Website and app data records

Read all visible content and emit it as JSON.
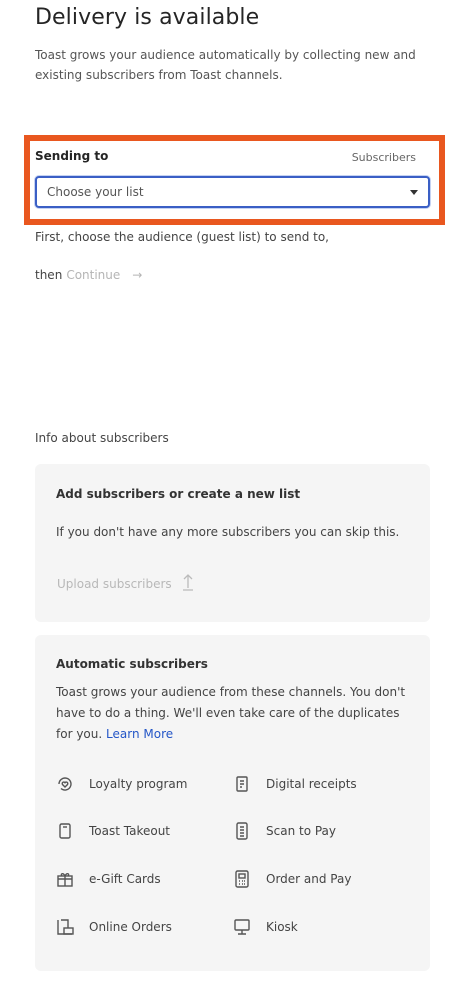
{
  "header": {
    "title": "Delivery is available",
    "intro": "Toast grows your audience automatically by collecting new and existing subscribers from Toast channels."
  },
  "sending": {
    "label": "Sending to",
    "subscribers_label": "Subscribers",
    "select_value": "Choose your list"
  },
  "instructions": {
    "line1": "First, choose the audience (guest list) to send to,",
    "then": "then",
    "continue_label": "Continue",
    "arrow": "→"
  },
  "info": {
    "label": "Info about subscribers",
    "add_card": {
      "title": "Add subscribers or create a new list",
      "text": "If you don't have any more subscribers you can skip this.",
      "upload_label": "Upload subscribers"
    },
    "auto_card": {
      "title": "Automatic subscribers",
      "text": "Toast grows your audience from these channels. You don't have to do a thing. We'll even take care of the duplicates for you.",
      "learn_more": "Learn More",
      "channels": [
        {
          "label": "Loyalty program",
          "icon": "loyalty-icon"
        },
        {
          "label": "Digital receipts",
          "icon": "receipt-icon"
        },
        {
          "label": "Toast Takeout",
          "icon": "takeout-icon"
        },
        {
          "label": "Scan to Pay",
          "icon": "scan-to-pay-icon"
        },
        {
          "label": "e-Gift Cards",
          "icon": "gift-icon"
        },
        {
          "label": "Order and Pay",
          "icon": "order-and-pay-icon"
        },
        {
          "label": "Online Orders",
          "icon": "online-orders-icon"
        },
        {
          "label": "Kiosk",
          "icon": "kiosk-icon"
        }
      ]
    }
  },
  "colors": {
    "highlight": "#e9571f",
    "select_border": "#3a5fc5",
    "link": "#2456c7",
    "card_bg": "#f5f5f5"
  }
}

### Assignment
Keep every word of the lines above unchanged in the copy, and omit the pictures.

### Expected output
Read all visible content and emit it as JSON.
{
  "header": {
    "title": "Delivery is available",
    "intro": "Toast grows your audience automatically by collecting new and existing subscribers from Toast channels."
  },
  "sending": {
    "label": "Sending to",
    "subscribers_label": "Subscribers",
    "select_value": "Choose your list"
  },
  "instructions": {
    "line1": "First, choose the audience (guest list) to send to,",
    "then": "then",
    "continue_label": "Continue",
    "arrow": "→"
  },
  "info": {
    "label": "Info about subscribers",
    "add_card": {
      "title": "Add subscribers or create a new list",
      "text": "If you don't have any more subscribers you can skip this.",
      "upload_label": "Upload subscribers"
    },
    "auto_card": {
      "title": "Automatic subscribers",
      "text": "Toast grows your audience from these channels. You don't have to do a thing. We'll even take care of the duplicates for you.",
      "learn_more": "Learn More",
      "channels": [
        {
          "label": "Loyalty program",
          "icon": "loyalty-icon"
        },
        {
          "label": "Digital receipts",
          "icon": "receipt-icon"
        },
        {
          "label": "Toast Takeout",
          "icon": "takeout-icon"
        },
        {
          "label": "Scan to Pay",
          "icon": "scan-to-pay-icon"
        },
        {
          "label": "e-Gift Cards",
          "icon": "gift-icon"
        },
        {
          "label": "Order and Pay",
          "icon": "order-and-pay-icon"
        },
        {
          "label": "Online Orders",
          "icon": "online-orders-icon"
        },
        {
          "label": "Kiosk",
          "icon": "kiosk-icon"
        }
      ]
    }
  },
  "colors": {
    "highlight": "#e9571f",
    "select_border": "#3a5fc5",
    "link": "#2456c7",
    "card_bg": "#f5f5f5"
  }
}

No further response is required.